Bacteria have survived for millions of years by developing resistance to new stressors including natural antibiotics like penicillin. What simply happens is that the bacteria, with a high rate of mutation, ends up modifying one or more of its enzymes that are used to break the link between a target protein and the antibiotic. As a result, the antibiotic does not work.
But to adapt to a peptide antibiotic that punches a hole in the cell membrane is a different story. To protect itself, the bacterium would have to change the entire composition of the cell membrane. And to change the composition of a membrane would mean changing many of the enzymes that are responsible for making the complex membrane in the first place.
Peptide antibiotics respond within minutes. Part of the reason for this rapid response is how the peptide acts on the cell membrane. But to destroy a cell, the peptide must also quickly find the bacterial membrane. How does this happen? The answer lies in the construction of the cell membrane.
The plasma membrane of eukaryotic cells is much different than the membrane of a prokaryotic cell. Eukaryotic cell membranes are constructed of a phospholipid bilayer and cholesterol. Consequently, these membranes have a low negative electrical charge. On the other hand, a bacterial membrane is made up of fats and sugars. This difference in construction means that bacteria have a high negative electrical charge that quickly attracts the peptide antibiotics.
Peptide antibiotics are effective. In one clinical trial for the treatment of meningitis, a disease that affects 3,000 children a year, a peptide antibiotic not only killed the bacterium which produces the toxin, but it also bound to the toxin preventing the damage the endotoxin produces. This is a promising new venue for research … and creating effective drugs…

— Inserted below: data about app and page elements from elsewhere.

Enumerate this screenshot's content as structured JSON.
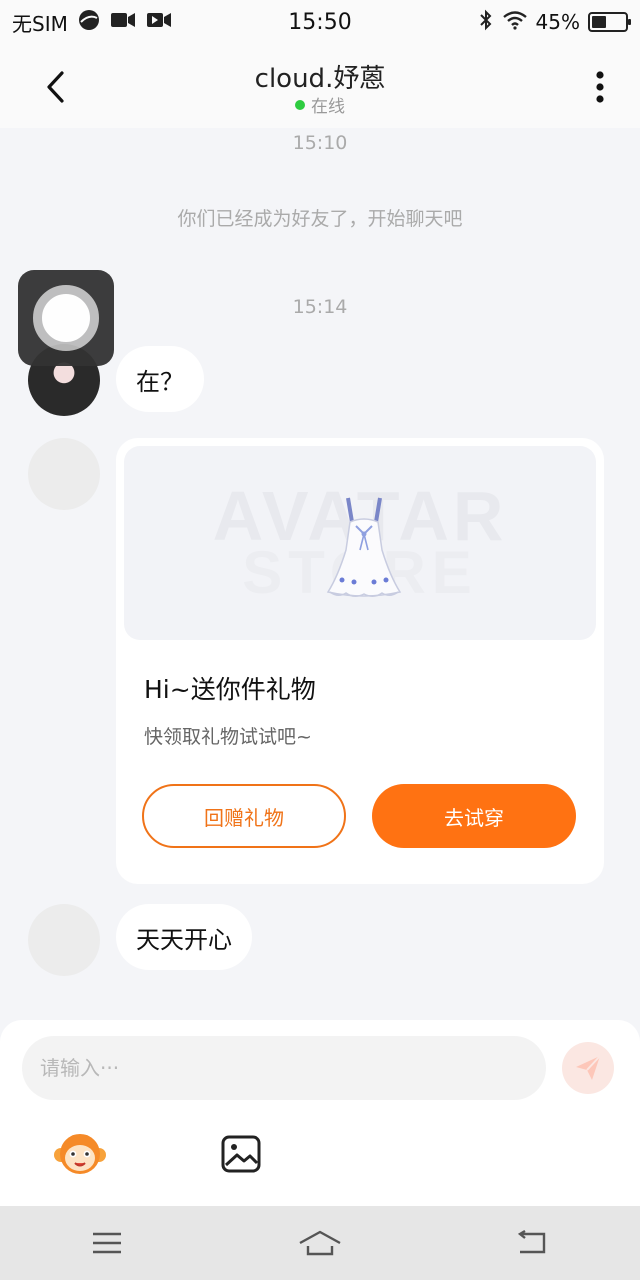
{
  "status_bar": {
    "carrier": "无SIM",
    "time": "15:50",
    "battery_percent": "45%",
    "battery_level": 0.45,
    "icons": [
      "browser-icon",
      "video-icon",
      "video-play-icon",
      "bluetooth-icon",
      "wifi-icon",
      "battery-icon"
    ]
  },
  "header": {
    "title": "cloud.妤蒽",
    "status": "在线",
    "status_color": "#2ecc40"
  },
  "chat": {
    "time_1": "15:10",
    "system_message": "你们已经成为好友了，开始聊天吧",
    "time_2": "15:14",
    "messages": [
      {
        "text": "在？"
      },
      {
        "text": "天天开心"
      }
    ],
    "gift_card": {
      "watermark_1": "AVATAR",
      "watermark_2": "STORE",
      "title": "Hi~送你件礼物",
      "description": "快领取礼物试试吧~",
      "return_gift_label": "回赠礼物",
      "try_on_label": "去试穿",
      "accent": "#ff7212"
    }
  },
  "input": {
    "placeholder": "请输入···"
  }
}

But bringing a drug to clinical trial is time consuming and expensive. It takes $300 million to bring a drug to market. This cost covers every thing from discovery, identification, synthesis and clinical trials. This process may also take 10 or more years to accomplish.
Fortunately we do not have to wait to get the benefits of antimicrobial peptides when fighting acne or skin injuries, for they can be addressed with the peptides and proteins contained in the mucin of certain species of land snails, the same they use to repair their own body and calcium shell whenever damaged.
The natural biocid action of the snail’s mucin is very effective against skin infections and acne inflammation, and without the pitfalls of pharmaceutical antibiotics or the side effects of harsh chemicals. The mucin also helps to get rid of the chemical inflammatory promoters (i.e. interleukin-6, hydrogen peroxide, histamines, bacterial toxins) that are significantly increased by acne infection.
Forget about chemicals, now you can take care of your skin with nature’s gift for healthy skin.